- SCHEDULE III- Amphetamines, Methamphetamines, Mescaline, etc.
- SCHEDULE IV- Barbiturates, Benzodiazepines, Anabolic Steroids, etc.
- SCHEDULE V- Propylhexedrine (1–cyclohexyl–2–methylaminopropane) and any salt thereof
- SCHEDULE VI- Acetic anhydride, Phenylacetic acid, Potassium permanganate, etc.
- SCHEDULES VII and VIII- Lists quantities of cannabis that can determine seriousness of sentence, or whether it is processed summarily or by indictment
Drug Offences and the Measurable Benefit
Completing a pardon application requires the applicant to write personalized responses to questions posed by a document referred to as a “Measurable Benefit” form. This form asks the applicant to discuss the specifics of their offences, and in the case of drug offences the Parole Board of Canada requires the applicant to make specific mention of the amount and type of drug involved in the offence.

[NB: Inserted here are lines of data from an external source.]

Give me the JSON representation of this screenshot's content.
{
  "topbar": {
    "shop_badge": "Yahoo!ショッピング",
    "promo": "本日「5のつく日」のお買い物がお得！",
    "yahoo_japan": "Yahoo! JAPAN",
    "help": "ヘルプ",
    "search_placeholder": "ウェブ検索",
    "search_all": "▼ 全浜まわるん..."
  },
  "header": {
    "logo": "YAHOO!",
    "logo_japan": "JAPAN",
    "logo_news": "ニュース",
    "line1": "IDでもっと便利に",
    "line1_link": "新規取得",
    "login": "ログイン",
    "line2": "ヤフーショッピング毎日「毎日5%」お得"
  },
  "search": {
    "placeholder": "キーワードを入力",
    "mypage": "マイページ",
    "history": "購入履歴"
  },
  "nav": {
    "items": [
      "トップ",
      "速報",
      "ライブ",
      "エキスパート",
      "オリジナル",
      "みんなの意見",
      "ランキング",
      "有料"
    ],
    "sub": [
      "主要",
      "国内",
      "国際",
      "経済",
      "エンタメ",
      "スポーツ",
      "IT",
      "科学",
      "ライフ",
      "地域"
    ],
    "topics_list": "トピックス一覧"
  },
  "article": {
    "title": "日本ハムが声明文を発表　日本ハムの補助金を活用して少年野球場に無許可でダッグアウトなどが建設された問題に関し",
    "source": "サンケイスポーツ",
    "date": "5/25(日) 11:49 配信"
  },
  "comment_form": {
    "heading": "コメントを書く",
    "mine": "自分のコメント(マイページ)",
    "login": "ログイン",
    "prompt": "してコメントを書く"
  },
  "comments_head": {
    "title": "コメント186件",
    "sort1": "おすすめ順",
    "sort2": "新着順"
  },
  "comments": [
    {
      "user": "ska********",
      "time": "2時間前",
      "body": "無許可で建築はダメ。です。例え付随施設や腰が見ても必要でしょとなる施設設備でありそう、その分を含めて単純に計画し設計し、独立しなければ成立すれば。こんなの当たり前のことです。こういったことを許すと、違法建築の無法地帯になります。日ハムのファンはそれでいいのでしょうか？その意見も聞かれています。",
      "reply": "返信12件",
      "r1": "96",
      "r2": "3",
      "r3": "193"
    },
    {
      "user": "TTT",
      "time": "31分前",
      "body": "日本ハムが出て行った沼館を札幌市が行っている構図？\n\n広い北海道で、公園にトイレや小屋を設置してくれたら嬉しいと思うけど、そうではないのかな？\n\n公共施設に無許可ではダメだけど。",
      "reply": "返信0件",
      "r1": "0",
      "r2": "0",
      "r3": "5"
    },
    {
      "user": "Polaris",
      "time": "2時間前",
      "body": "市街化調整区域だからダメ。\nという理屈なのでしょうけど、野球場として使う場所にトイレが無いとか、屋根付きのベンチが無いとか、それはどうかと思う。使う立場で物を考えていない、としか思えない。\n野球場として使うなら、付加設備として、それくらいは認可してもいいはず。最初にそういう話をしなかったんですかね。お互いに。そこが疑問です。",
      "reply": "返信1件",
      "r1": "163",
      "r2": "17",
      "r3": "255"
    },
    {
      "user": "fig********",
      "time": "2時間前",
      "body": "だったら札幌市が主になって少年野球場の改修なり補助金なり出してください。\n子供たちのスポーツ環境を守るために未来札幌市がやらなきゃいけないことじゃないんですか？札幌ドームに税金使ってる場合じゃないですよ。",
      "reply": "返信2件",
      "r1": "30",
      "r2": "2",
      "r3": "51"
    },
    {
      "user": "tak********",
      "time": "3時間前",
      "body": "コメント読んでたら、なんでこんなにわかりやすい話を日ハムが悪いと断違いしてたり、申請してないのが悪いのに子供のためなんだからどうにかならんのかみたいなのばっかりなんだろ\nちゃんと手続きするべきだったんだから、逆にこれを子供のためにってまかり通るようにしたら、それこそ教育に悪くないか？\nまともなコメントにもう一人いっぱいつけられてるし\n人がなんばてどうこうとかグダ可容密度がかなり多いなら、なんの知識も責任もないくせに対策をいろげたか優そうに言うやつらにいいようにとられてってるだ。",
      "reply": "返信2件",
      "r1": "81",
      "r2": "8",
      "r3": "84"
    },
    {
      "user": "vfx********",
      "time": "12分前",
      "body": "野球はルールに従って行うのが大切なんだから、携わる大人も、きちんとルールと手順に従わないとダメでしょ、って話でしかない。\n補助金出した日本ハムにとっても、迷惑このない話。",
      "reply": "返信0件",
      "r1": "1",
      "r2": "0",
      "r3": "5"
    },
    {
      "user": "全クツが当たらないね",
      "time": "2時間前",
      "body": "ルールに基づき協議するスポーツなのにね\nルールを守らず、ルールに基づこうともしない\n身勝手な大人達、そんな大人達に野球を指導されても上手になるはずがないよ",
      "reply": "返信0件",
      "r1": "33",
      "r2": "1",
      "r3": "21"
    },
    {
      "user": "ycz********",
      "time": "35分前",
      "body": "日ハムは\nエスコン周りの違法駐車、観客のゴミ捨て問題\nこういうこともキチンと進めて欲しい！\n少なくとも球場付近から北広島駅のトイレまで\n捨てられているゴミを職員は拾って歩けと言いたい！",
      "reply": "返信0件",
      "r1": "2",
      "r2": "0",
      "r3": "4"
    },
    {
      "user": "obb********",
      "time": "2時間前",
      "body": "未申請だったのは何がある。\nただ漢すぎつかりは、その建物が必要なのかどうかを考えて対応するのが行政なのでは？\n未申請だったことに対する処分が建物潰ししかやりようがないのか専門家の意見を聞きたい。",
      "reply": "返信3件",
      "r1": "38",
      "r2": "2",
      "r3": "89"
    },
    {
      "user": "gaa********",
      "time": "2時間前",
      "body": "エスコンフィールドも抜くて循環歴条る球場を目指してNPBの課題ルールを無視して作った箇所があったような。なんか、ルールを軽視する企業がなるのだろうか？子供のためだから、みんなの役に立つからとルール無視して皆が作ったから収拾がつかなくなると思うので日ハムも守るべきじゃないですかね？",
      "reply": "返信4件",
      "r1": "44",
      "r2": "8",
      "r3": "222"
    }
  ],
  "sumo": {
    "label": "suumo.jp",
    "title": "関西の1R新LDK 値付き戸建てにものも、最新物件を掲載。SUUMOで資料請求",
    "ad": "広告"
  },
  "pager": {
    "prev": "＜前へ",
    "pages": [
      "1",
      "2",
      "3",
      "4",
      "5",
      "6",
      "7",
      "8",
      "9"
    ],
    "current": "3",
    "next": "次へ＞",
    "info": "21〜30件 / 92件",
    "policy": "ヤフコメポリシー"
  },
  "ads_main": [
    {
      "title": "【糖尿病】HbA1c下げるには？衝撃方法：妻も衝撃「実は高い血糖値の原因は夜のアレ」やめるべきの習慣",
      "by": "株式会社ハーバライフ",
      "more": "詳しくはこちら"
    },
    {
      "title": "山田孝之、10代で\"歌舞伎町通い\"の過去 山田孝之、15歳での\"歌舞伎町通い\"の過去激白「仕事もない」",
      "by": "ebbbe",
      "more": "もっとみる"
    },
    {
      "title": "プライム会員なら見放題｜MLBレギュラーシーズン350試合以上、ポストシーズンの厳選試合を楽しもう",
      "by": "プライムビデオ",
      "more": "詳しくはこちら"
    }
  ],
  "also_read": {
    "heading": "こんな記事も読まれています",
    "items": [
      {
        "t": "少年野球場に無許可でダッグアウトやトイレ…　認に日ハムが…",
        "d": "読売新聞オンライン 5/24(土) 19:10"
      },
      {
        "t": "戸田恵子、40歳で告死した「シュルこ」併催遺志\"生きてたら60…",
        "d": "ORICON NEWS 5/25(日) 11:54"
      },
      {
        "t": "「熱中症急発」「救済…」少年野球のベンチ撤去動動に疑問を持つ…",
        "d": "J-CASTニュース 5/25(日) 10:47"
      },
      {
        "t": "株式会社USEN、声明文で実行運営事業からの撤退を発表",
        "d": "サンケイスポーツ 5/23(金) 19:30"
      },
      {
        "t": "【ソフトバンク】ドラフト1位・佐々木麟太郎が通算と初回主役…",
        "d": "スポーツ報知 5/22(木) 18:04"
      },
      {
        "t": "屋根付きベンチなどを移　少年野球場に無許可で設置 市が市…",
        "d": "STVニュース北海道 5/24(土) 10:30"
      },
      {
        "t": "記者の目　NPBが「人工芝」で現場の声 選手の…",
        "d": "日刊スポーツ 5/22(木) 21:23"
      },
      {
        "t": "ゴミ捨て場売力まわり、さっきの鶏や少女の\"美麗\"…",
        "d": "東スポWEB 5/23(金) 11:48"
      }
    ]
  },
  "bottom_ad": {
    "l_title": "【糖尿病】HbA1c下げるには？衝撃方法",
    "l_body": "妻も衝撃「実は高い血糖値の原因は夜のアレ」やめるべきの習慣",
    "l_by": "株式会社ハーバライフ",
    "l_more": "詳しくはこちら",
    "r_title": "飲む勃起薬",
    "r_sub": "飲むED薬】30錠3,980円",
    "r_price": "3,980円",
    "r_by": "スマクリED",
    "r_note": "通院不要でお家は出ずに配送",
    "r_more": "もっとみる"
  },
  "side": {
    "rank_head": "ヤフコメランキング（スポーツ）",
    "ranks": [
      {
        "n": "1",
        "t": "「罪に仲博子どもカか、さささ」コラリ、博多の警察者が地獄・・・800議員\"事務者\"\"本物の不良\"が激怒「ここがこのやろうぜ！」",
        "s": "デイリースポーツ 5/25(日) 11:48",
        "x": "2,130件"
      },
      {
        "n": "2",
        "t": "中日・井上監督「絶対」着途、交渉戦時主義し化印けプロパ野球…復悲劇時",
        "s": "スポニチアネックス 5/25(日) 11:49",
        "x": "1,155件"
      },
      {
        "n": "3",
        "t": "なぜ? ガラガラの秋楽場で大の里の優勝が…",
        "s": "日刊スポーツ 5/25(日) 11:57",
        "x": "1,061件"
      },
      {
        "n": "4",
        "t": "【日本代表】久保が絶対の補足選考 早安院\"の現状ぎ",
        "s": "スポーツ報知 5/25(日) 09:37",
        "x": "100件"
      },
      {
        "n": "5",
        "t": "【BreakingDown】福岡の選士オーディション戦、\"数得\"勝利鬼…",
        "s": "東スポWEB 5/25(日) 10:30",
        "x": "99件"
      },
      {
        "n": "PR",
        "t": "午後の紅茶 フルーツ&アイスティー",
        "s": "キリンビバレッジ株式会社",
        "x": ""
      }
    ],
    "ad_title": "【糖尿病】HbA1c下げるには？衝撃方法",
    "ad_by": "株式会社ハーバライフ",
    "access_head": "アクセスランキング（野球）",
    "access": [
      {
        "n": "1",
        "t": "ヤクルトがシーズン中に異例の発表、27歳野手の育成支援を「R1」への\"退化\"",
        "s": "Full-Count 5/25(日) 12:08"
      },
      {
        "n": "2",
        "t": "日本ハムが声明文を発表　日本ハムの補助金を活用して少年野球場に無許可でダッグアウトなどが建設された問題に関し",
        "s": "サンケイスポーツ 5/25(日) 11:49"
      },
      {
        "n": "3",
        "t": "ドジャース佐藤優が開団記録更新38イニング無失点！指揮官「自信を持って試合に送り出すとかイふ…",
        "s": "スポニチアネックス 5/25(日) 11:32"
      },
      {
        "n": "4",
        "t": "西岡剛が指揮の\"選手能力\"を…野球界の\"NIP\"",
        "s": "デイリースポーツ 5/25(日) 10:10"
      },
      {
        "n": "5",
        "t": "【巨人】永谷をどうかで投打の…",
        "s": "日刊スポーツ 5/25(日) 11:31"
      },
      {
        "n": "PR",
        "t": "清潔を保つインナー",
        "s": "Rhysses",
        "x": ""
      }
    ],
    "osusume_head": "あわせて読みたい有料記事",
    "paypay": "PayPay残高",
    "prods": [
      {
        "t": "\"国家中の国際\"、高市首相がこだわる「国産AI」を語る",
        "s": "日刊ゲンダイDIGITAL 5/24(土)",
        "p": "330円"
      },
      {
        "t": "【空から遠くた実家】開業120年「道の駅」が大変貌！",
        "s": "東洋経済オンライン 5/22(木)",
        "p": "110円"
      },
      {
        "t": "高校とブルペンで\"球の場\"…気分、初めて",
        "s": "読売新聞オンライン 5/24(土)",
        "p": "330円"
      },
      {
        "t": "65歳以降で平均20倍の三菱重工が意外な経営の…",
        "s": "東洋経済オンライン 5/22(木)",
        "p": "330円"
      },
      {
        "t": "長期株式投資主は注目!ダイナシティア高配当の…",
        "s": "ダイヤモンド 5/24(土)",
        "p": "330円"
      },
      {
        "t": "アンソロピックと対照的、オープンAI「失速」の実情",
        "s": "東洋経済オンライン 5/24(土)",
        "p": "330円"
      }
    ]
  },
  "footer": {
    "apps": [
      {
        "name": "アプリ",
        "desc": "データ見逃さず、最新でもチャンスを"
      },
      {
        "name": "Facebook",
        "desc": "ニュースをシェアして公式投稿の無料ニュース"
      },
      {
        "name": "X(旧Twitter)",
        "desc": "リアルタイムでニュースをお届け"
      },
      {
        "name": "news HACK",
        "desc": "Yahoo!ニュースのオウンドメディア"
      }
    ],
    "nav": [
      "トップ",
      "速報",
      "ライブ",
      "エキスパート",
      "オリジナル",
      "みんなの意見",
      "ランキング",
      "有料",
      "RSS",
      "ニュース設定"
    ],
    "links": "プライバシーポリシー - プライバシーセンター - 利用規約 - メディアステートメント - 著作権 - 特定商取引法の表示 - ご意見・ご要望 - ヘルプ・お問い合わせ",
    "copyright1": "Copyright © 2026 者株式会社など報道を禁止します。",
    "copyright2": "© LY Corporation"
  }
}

Drug Offences and the United States
The United States is very stringent about individuals with drug offences. All charges for drug offences,even if you weren’t convicted of these charges, can be used as a discretionary reason for denying an individual entry. Additionally, if any amount of drug is found in a vehicle attempting to cross the border, the occupants will be charged and denied entry immediately. If you have been denied into the United States based on these reasons or any other, we highly advise you contact our offices to assist you in obtaining a US entry waiver, which will allow you entry to the United States despite any previous drug charges under the Controlled Drugs and Substances Act, or the Narcotics Control Act.
If you require any more specific information regarding pardons for drug offences, have questions regarding eligibility, or any other inquires, don’t hesitate to contact our offices.